16.1 A Cup of Tea

A Cup of Tea
Tea was first introduced to Britain in the 1600s, and since the 18th century it has been one of the largest tea consumers in the world. Today the drinking of tea varies, usually tea drinking is not a delicate and refined cultural expression that some may imagine, it is served in a mug with milk, and occasionally one or two teaspoons of milk, and is sometimes referred to as builders tea. A cup of tea is something that is drunk often and it is not uncommon for up to ten cups of tea to be consumed each day.
The popularity of Afternoon Tea has increased in Britain in recent years, and is attracting a new, and young clientele. Tearooms across Britain are being chosen in favour of the chain coffee houses.

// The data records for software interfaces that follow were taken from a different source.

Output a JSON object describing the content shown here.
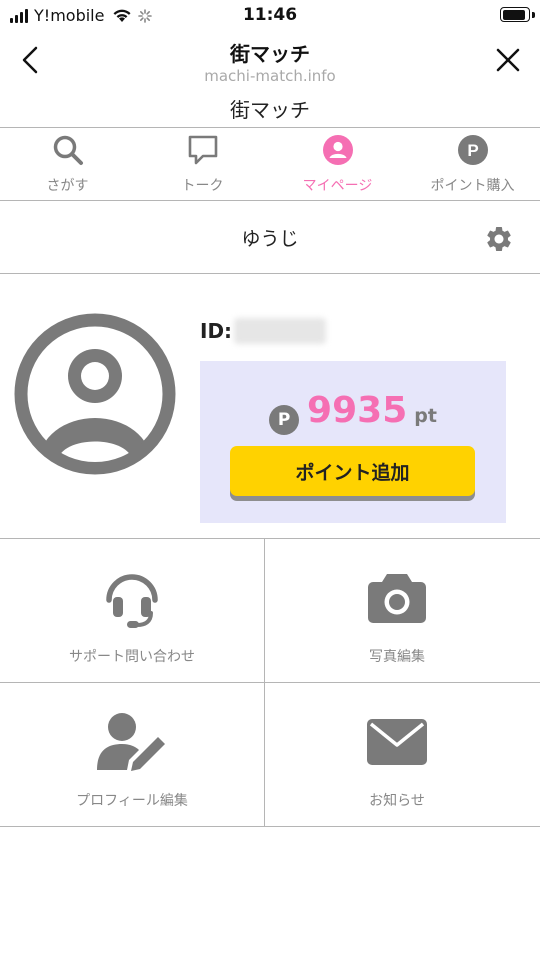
{
  "status_bar": {
    "carrier": "Y!mobile",
    "time": "11:46",
    "battery_level": 0.9
  },
  "browser": {
    "title": "街マッチ",
    "url": "machi-match.info",
    "back_icon": "chevron-left-icon",
    "close_icon": "close-icon"
  },
  "site": {
    "title": "街マッチ"
  },
  "tabs": [
    {
      "label": "さがす",
      "icon": "search-icon",
      "active": false
    },
    {
      "label": "トーク",
      "icon": "chat-icon",
      "active": false
    },
    {
      "label": "マイページ",
      "icon": "user-icon",
      "active": true
    },
    {
      "label": "ポイント購入",
      "icon": "point-icon",
      "active": false
    }
  ],
  "profile": {
    "username": "ゆうじ",
    "id_label": "ID:",
    "points_badge": "P",
    "points": "9935",
    "points_unit": "pt",
    "add_button": "ポイント追加"
  },
  "menu": [
    {
      "label": "サポート問い合わせ",
      "icon": "headset-icon"
    },
    {
      "label": "写真編集",
      "icon": "camera-icon"
    },
    {
      "label": "プロフィール編集",
      "icon": "user-edit-icon"
    },
    {
      "label": "お知らせ",
      "icon": "envelope-icon"
    }
  ],
  "colors": {
    "accent_pink": "#f56fb3",
    "icon_gray": "#7a7a7a",
    "points_bg": "#e6e6fa",
    "button_yellow": "#ffd200"
  }
}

There are no strict rules to what Afternoon Tea consists of but a typical menu may consist of freshly prepared finger sandwiches, warm scones with clotted cream and preserves, usually strawberry jam, and a variety of home made cakes, with of course a choice of teas. The ‚Äěcream‚Äú in a Cream Tea refers to the clotted cream. Cream Tea is tea taken with scones, clotted cream and jam.

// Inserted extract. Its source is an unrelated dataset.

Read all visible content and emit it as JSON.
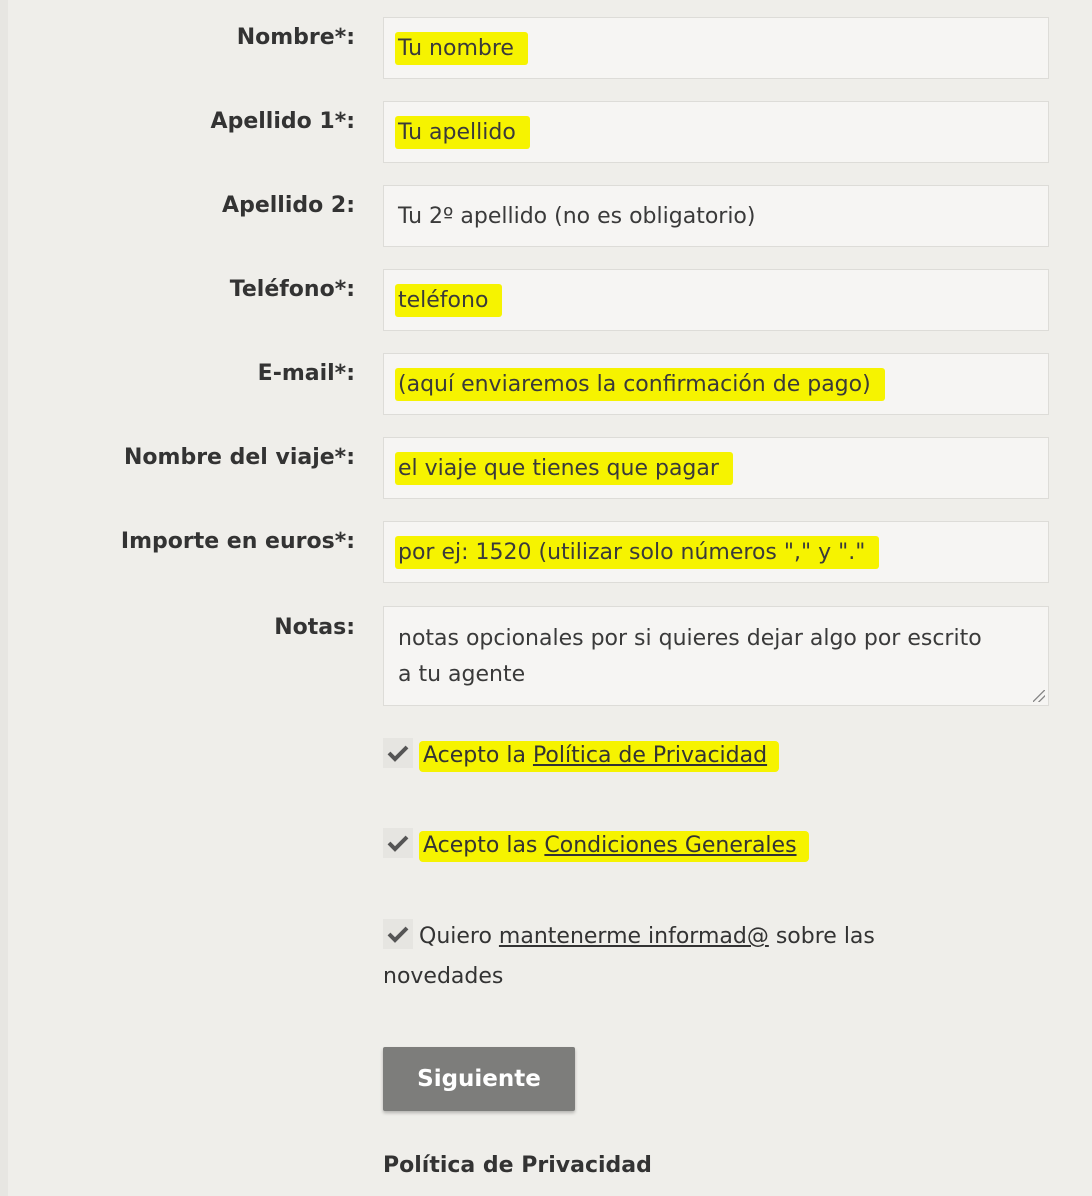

If you happen to be visiting L√ľneburg, you can have a taste of Birtish Afternoon Tea or have a cream tea in a lovely place called Tea and Music.